[Task item] Filter the data for lines with the word "title" and copy those lines.

[Dataset entries]
========================================================================
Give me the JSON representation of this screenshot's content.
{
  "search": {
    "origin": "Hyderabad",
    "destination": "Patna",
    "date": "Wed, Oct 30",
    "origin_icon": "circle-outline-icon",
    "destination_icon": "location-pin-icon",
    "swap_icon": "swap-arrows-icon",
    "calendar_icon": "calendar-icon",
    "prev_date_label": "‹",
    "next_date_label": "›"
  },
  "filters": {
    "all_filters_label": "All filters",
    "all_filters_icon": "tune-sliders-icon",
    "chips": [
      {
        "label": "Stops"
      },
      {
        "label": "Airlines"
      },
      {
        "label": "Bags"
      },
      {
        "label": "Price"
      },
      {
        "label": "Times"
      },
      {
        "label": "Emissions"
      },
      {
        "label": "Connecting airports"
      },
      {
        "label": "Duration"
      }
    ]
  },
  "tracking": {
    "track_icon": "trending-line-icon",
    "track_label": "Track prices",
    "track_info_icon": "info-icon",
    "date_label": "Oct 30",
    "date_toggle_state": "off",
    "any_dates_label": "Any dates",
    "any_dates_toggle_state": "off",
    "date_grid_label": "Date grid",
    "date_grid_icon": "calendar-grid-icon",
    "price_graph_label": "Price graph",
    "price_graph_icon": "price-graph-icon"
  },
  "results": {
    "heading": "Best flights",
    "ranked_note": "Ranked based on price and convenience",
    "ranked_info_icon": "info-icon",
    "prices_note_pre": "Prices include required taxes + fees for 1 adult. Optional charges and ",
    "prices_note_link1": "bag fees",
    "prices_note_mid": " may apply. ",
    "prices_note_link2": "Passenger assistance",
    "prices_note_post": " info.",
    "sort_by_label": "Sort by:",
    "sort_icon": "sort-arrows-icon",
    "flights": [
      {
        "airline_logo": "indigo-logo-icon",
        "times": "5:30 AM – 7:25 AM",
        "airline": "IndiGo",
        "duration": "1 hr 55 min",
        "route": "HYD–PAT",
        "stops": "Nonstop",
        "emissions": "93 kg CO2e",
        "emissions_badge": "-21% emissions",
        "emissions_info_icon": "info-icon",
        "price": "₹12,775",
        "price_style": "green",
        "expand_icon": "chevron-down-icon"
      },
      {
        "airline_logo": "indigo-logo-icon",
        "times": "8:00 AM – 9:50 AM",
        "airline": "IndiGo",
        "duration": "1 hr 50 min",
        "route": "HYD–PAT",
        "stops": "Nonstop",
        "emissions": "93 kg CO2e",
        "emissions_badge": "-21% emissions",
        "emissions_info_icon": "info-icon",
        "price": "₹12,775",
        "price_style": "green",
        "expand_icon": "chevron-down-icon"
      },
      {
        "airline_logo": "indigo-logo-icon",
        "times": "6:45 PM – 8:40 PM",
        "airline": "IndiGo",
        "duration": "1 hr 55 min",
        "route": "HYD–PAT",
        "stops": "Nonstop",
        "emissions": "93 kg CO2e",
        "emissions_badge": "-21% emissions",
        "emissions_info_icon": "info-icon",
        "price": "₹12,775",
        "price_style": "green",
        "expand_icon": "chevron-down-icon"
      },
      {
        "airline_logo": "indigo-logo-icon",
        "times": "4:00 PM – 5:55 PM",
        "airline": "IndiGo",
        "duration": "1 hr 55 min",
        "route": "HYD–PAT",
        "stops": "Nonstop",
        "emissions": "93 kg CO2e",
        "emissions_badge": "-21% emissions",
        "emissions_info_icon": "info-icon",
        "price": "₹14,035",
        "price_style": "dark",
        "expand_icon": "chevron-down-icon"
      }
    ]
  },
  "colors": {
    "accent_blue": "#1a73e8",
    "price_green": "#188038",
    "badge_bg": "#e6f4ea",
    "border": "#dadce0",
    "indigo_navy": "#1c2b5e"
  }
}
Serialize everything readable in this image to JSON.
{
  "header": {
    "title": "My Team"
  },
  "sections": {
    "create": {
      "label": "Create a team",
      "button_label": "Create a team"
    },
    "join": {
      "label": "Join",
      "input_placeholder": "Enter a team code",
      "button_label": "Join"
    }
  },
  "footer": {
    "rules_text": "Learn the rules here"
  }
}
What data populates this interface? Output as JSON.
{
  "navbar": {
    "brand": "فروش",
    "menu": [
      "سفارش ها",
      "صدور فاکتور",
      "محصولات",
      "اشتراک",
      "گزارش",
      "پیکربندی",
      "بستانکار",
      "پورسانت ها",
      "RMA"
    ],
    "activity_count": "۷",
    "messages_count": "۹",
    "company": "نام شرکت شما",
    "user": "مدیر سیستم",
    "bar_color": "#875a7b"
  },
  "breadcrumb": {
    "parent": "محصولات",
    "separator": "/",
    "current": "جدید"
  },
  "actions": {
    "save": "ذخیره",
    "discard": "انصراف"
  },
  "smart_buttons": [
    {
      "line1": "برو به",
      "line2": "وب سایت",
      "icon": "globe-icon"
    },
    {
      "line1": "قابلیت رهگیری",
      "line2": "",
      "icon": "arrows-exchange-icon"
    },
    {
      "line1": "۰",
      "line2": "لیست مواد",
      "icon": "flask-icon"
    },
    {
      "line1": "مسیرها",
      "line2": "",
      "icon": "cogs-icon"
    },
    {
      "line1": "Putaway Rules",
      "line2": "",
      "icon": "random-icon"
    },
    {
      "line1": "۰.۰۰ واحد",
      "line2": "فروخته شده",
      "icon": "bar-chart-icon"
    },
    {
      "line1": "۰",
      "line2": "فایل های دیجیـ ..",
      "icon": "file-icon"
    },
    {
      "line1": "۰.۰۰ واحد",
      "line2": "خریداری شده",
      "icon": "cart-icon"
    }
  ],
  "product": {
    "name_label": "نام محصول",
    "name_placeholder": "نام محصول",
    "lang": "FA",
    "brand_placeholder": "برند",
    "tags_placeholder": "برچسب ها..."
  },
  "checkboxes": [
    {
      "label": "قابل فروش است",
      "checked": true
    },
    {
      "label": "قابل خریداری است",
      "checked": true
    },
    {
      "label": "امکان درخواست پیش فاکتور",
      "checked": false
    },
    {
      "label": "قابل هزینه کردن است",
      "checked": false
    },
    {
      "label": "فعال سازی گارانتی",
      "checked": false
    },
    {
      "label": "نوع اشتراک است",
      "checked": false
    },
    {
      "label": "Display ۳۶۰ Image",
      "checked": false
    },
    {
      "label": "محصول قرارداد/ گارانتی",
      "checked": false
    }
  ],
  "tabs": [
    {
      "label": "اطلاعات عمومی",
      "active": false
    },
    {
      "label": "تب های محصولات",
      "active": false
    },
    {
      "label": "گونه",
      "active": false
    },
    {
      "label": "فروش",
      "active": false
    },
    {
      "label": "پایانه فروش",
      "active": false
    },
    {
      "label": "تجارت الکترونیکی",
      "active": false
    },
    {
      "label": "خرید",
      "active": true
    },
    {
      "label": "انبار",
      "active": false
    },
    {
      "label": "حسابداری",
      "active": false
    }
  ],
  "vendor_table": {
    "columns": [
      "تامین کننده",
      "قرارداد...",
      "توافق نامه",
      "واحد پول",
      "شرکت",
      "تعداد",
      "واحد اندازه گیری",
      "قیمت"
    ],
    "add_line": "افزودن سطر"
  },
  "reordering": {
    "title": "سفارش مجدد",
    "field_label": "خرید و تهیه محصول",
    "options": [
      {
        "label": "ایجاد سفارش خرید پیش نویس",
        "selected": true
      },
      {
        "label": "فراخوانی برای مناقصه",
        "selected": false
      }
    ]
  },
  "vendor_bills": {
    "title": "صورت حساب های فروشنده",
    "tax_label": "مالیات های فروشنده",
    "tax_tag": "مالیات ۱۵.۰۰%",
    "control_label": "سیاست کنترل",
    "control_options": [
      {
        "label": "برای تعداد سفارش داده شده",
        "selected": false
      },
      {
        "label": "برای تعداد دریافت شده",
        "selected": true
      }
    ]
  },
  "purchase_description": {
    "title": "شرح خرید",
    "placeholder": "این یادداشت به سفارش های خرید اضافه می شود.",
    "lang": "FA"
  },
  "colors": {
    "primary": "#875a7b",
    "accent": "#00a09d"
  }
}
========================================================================
[Response below]
    "title": "My Team"
    "title": "سفارش مجدد",
    "title": "صورت حساب های فروشنده",
    "title": "شرح خرید",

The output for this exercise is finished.